The Spokane Valley City Council didn’t scratch around proposed changes that would relax restrictions on the number of chickens residents can have on their property.
Instead, at Tuesday night’s meeting, council members were simply briefed and will hear public comments March 8 before deciding whether or not to pass a first reading of an ordinance that could increase the number of clucks in Spokane Valley neighborhoods.
The city’s Planning Commission recently voted unanimously in favor of allowing folks to allow more of the feathered fryers to populate the backyards of Spokane Valley homes. A public hearing earlier this month drew a large crowd, who largely spoke in favor of allowing fowl – which, in turn, would supply their owners with fresh eggs and even fresher lawn fertilizer.

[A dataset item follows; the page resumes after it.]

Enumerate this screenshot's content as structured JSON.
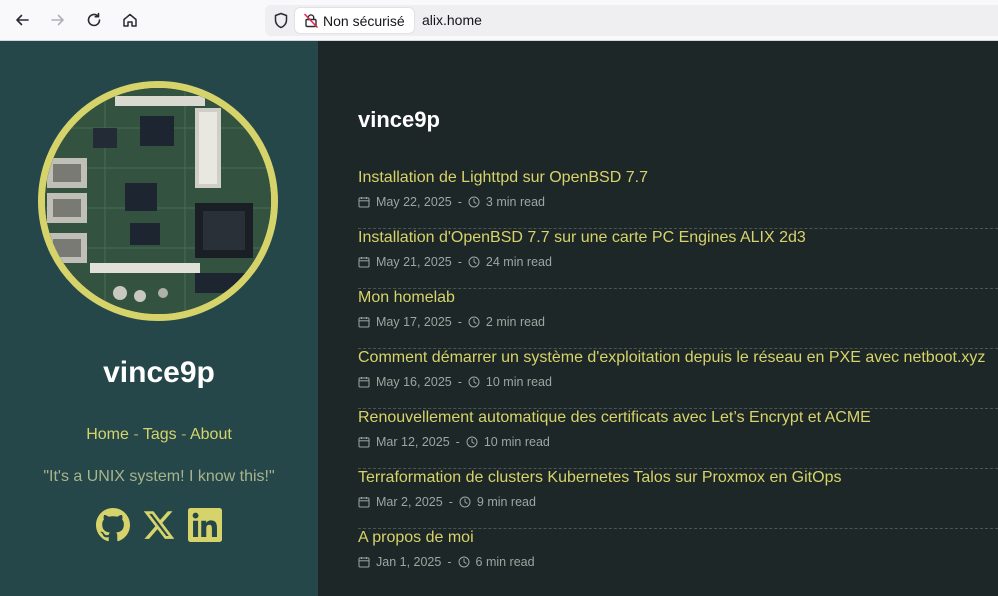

While the number of hens allowed per parcel would depend largely on its size and location in the city, there would be a couple of major caveats: No noisy roosters and wings would have to be clipped so nothing could fly the coop.

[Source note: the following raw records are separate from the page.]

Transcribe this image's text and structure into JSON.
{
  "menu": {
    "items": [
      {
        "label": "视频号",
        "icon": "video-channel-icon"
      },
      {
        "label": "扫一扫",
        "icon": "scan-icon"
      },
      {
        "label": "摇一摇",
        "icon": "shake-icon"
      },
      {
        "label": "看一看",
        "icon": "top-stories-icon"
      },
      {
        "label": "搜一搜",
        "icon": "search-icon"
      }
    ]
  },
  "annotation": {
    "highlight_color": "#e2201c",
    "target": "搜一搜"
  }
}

Under existing city rules, chickens are only allowed on lots larger than 40,000 square feet. All birds must be kept in the backyard and at least 75 feet away from structures with anyone living in them and 10 feet away from property lines.

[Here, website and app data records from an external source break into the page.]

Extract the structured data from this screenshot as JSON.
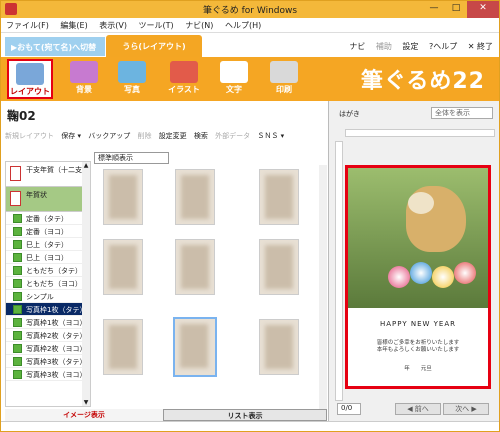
{
  "window": {
    "title": "筆ぐるめ for Windows",
    "min": "—",
    "max": "□",
    "close": "✕"
  },
  "menu": [
    "ファイル(F)",
    "編集(E)",
    "表示(V)",
    "ツール(T)",
    "ナビ(N)",
    "ヘルプ(H)"
  ],
  "tabs": {
    "front_switch": "▶おもて(宛て名)へ切替",
    "back": "うら(レイアウト)"
  },
  "toplinks": {
    "navi": "ナビ",
    "assist": "補助",
    "settings": "設定",
    "help": "?ヘルプ",
    "exit": "✕ 終了"
  },
  "ribbon": {
    "items": [
      "レイアウト",
      "背景",
      "写真",
      "イラスト",
      "文字",
      "印刷"
    ],
    "selected": "レイアウト",
    "brand": "筆ぐるめ22"
  },
  "left": {
    "title": "鞠02",
    "toolbar": [
      "新規レイアウト",
      "保存 ▾",
      "バックアップ",
      "削除",
      "設定変更",
      "検索",
      "外部データ",
      "ＳＮＳ ▾"
    ],
    "sort": "標準順表示",
    "categories_big": [
      "干支年賀（十二支）",
      "年賀状"
    ],
    "categories": [
      "定番（タテ）",
      "定番（ヨコ）",
      "巳上（タテ）",
      "巳上（ヨコ）",
      "ともだち（タテ）",
      "ともだち（ヨコ）",
      "シンプル",
      "写真枠1枚（タテ）",
      "写真枠1枚（ヨコ）",
      "写真枠2枚（タテ）",
      "写真枠2枚（ヨコ）",
      "写真枠3枚（タテ）",
      "写真枠3枚（ヨコ）"
    ],
    "selected_category": "写真枠1枚（タテ）",
    "view_tabs": {
      "image": "イメージ表示",
      "list": "リスト表示"
    },
    "scroll_up": "▲",
    "scroll_down": "▼"
  },
  "right": {
    "label": "はがき",
    "zoom": "全体を表示",
    "card": {
      "greeting_en": "HAPPY NEW YEAR",
      "greeting_jp1": "皆様のご多幸をお祈りいたします",
      "greeting_jp2": "本年もよろしくお願いいたします",
      "sign": "年　　元旦"
    },
    "page": "0/0",
    "prev": "◀ 前へ",
    "next": "次へ ▶"
  },
  "colors": {
    "accent": "#f5a623",
    "title": "#f4b83a",
    "selection": "#e60012",
    "list_selected": "#0a2a66"
  }
}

According to Christina Janssen, assistant planner, the city’s code-enforcement department receives about one or two complaints a month from folks regarding chickens – mainly about the noise from early-rising roosters. For that reason, the Planning Commission has recommended the male of the species be banned.
Also under the proposed new rules, one chicken would be allowed per 2,000 square feet of lot area. A maximum of 25 birds would be allowed, and coops or hutches must be kept a minimum of 20 feet from the front property line (meaning no front yards), five feet from the side and rear property lines, and 15 feet from flanking streets. The coops would also have to be kept 25 feet from occupied structures.
Also on the March 8 agenda, the council will consider a first reading of an ordinance that’s designed to close a loophole in the city’s adult-retail ordinance. Currently, retail adult-themed businesses (like Castle Superstore) are licensed and regulated significantly less stringently than adult-entertainment venues (like Déjà vu).
Under proposed changes, businesses who specialize in retail sales of adult movies will only be allow to show them free of charge and not having customer-paid viewing areas like adult-entertainment clubs. Recently, however, the Planning Commission proposed even tougher language to the law that any viewing would have to be done on the general sales floor “in full public view” and would have to be limited to only showing promotional film clips, not full movies, for free.
The idea, according to city staff, is to remove the incentive for the businesses to show the adult footage at all.
Finally, the council unanimously agreed to pass a second reading of an ordinance that would implement fines for those under 18 found in possession of e-cigarettes as well as for stores who sell the products to minors. Both Spokane County and the city of Spokane have approved similar regulations.
The rules are meant to be a stopgap measure until the federal or state government comes up with alternate provisions.